In his work, Najjar attempts to describe empirically based principles that multimedia user interface designers can use to better the learning outcomes from educational multimedia applications. He sets out to redress shortcomings in multimedia user interface design guidelines by basing them on empirical research rather than on the opinions of experts. He researches a number of factors that influence learning outcomes in multimedia applications, and lists the findings.
This is quite a novel approach, especially in multimedia, where very little research as been conducted into how the message encapsulated in the media is received, perceived, and acted upon by the audience.
Najjar concludes, “Designers should use closely related verbal and pictorial information together, and build in tasks that encourage users to elaborateively process the information”. Illustrations and other media should support the accompanying text, and illustrations should not be used just for the sake of including a graphic. The choice of medium to suit the message is also important, as the effectiveness of media is quite application-specific. Najjar also advocates that the user interface be made intuitive, as the user interface has a significant positive effect when learning from multimedia. His conclusions not only ring true when viewed from a logical point of view, but are also backed up by the findings of well-known researchers in the field. These findings can be applied by multimedia designers to improve the quality and effectiveness of their products.

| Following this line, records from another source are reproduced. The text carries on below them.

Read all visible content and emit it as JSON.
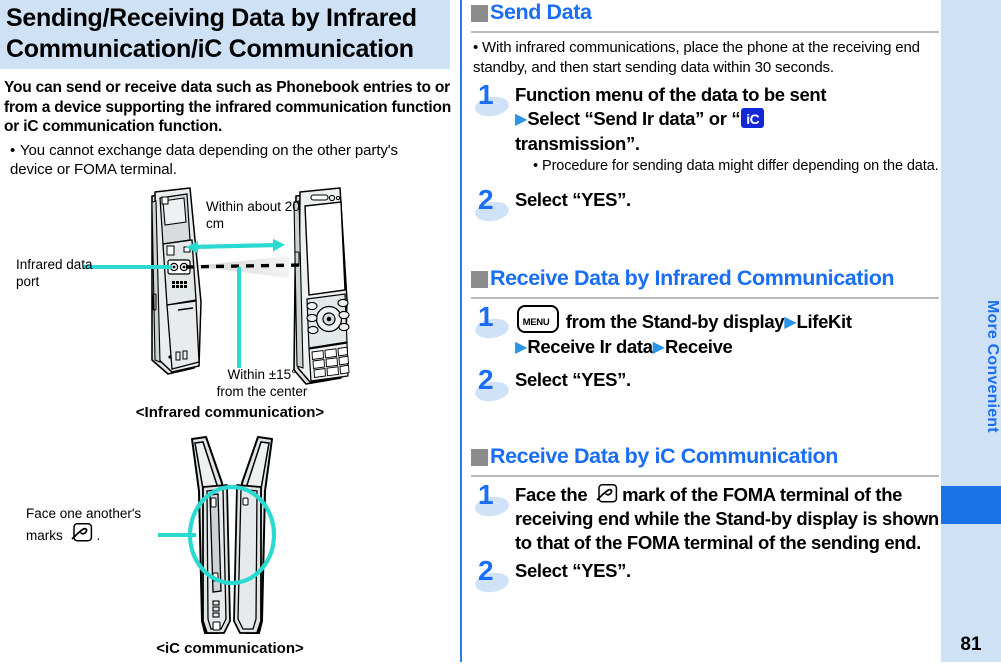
{
  "page_title": "Sending/Receiving Data by Infrared Communication/iC Communication",
  "intro": {
    "lead": "You can send or receive data such as Phonebook entries to or from a device supporting the infrared communication function or iC communication function.",
    "bullet": "You cannot exchange data depending on the other party's device or FOMA terminal."
  },
  "figures": {
    "infrared": {
      "caption": "<Infrared communication>",
      "label_port": "Infrared data port",
      "label_distance": "Within about 20 cm",
      "label_angle_line1": "Within ±15°",
      "label_angle_line2": "from the center"
    },
    "ic": {
      "caption": "<iC communication>",
      "label_marks_line1": "Face one another's",
      "label_marks_line2": "marks",
      "label_marks_end": "."
    }
  },
  "sections": [
    {
      "heading": "Send Data",
      "note": "With infrared communications, place the phone at the receiving end standby, and then start sending data within 30 seconds.",
      "steps": [
        {
          "num": "1",
          "text_a": "Function menu of the data to be sent",
          "text_b": "Select “Send Ir data” or “",
          "text_c": "transmission”.",
          "sub": "Procedure for sending data might differ depending on the data."
        },
        {
          "num": "2",
          "text_a": "Select “YES”."
        }
      ]
    },
    {
      "heading": "Receive Data by Infrared Communication",
      "steps": [
        {
          "num": "1",
          "text_a": "from the Stand-by display",
          "text_b": "LifeKit",
          "text_c": "Receive Ir data",
          "text_d": "Receive"
        },
        {
          "num": "2",
          "text_a": "Select “YES”."
        }
      ]
    },
    {
      "heading": "Receive Data by iC Communication",
      "steps": [
        {
          "num": "1",
          "text_a": "Face the",
          "text_b": "mark of the FOMA terminal of the receiving end while the Stand-by display is shown to that of the FOMA terminal of the sending end."
        },
        {
          "num": "2",
          "text_a": "Select “YES”."
        }
      ]
    }
  ],
  "sidebar": {
    "label": "More Convenient",
    "page_number": "81"
  },
  "colors": {
    "title_bg": "#cfe2f5",
    "heading_blue": "#1a6ef5",
    "divider_blue": "#2a7ef0",
    "sidebar_bg": "#cfe2f5",
    "sidebar_tab": "#1a72e8",
    "accent_cyan": "#2ad9d0",
    "ic_badge_blue": "#1228d8"
  }
}
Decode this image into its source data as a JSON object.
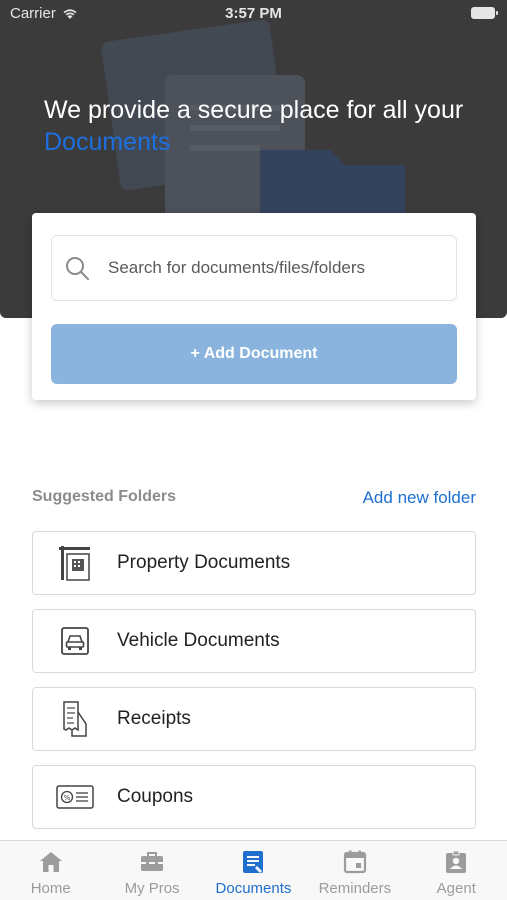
{
  "status_bar": {
    "carrier": "Carrier",
    "time": "3:57 PM"
  },
  "hero": {
    "title_prefix": "We provide a secure place for all your",
    "title_accent": "Documents"
  },
  "search": {
    "placeholder": "Search for documents/files/folders"
  },
  "actions": {
    "add_document": "+ Add Document"
  },
  "folders_section": {
    "title": "Suggested Folders",
    "add_link": "Add new folder",
    "items": [
      {
        "label": "Property Documents",
        "icon": "building-icon"
      },
      {
        "label": "Vehicle Documents",
        "icon": "car-icon"
      },
      {
        "label": "Receipts",
        "icon": "receipt-icon"
      },
      {
        "label": "Coupons",
        "icon": "coupon-icon"
      }
    ]
  },
  "tabbar": {
    "active": "Documents",
    "tabs": [
      {
        "label": "Home",
        "icon": "home-icon"
      },
      {
        "label": "My Pros",
        "icon": "toolbox-icon"
      },
      {
        "label": "Documents",
        "icon": "document-icon"
      },
      {
        "label": "Reminders",
        "icon": "calendar-icon"
      },
      {
        "label": "Agent",
        "icon": "agent-badge-icon"
      }
    ]
  },
  "colors": {
    "accent": "#1e6fd0",
    "hero_bg": "#3b3b3b",
    "button_bg": "#8ab4dd"
  }
}
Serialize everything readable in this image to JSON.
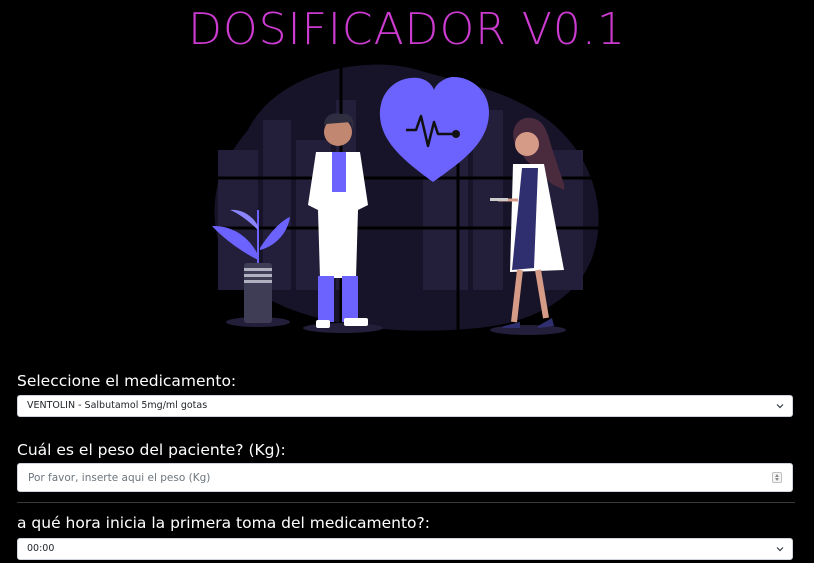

Although he adds the caveat that these principles should be used with caution as they are largely untested, the principles set out in his work appear to be able to withstand the rigors of being tested in actual use.
Najjar, L. J. (1998). Principles of educational multimedia user interface design. Human Factors: The Journal of the Human Factors and Ergonomics Society, 40(2), 311-323.